GIVEN DATA
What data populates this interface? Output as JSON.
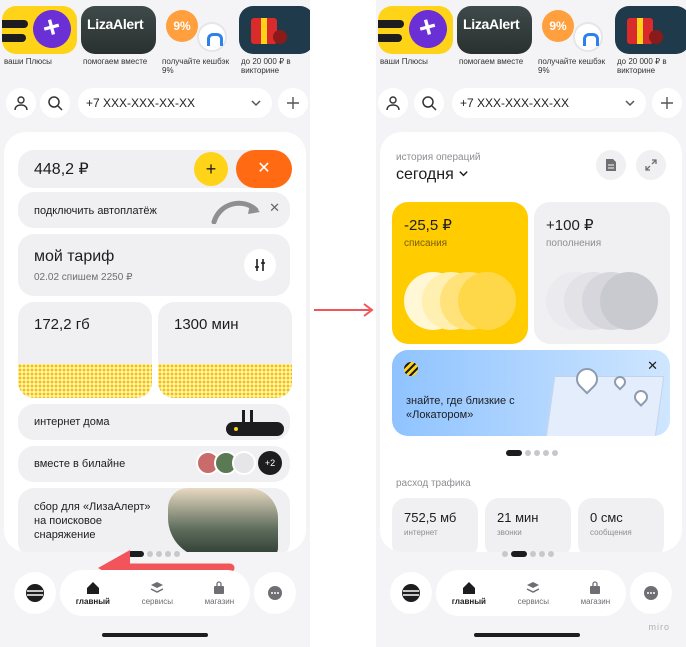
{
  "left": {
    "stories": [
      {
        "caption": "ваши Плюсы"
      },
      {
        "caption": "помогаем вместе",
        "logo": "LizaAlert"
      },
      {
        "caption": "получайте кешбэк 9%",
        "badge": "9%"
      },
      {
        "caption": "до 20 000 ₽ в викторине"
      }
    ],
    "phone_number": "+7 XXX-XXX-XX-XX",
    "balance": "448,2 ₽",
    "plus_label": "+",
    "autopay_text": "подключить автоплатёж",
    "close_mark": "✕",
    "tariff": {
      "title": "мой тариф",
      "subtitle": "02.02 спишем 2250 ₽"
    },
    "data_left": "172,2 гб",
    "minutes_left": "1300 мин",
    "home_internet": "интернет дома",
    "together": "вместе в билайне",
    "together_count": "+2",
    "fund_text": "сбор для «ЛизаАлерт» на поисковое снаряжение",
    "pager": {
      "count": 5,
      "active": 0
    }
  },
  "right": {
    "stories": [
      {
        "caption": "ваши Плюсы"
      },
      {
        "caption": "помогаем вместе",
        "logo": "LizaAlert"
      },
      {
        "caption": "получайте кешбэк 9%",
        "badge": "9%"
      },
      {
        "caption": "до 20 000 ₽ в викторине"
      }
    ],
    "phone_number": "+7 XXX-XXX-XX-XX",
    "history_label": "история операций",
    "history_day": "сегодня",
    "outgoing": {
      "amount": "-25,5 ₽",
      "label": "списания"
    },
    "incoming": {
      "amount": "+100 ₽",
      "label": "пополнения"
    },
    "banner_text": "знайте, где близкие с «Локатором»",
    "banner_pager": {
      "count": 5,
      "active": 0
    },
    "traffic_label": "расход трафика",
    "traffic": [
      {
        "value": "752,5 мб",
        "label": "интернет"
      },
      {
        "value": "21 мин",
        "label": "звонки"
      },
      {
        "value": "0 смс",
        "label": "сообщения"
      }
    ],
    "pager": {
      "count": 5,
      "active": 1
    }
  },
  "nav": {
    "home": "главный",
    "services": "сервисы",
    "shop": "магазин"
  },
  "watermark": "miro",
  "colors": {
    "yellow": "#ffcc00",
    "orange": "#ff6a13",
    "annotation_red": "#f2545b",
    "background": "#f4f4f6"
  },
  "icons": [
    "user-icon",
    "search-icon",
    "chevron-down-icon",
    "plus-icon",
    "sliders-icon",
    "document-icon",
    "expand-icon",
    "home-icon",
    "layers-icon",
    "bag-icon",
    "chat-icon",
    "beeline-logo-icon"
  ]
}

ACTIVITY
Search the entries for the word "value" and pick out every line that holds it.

EXERCISE OUTPUT
        "value": "752,5 мб",
        "value": "21 мин",
        "value": "0 смс",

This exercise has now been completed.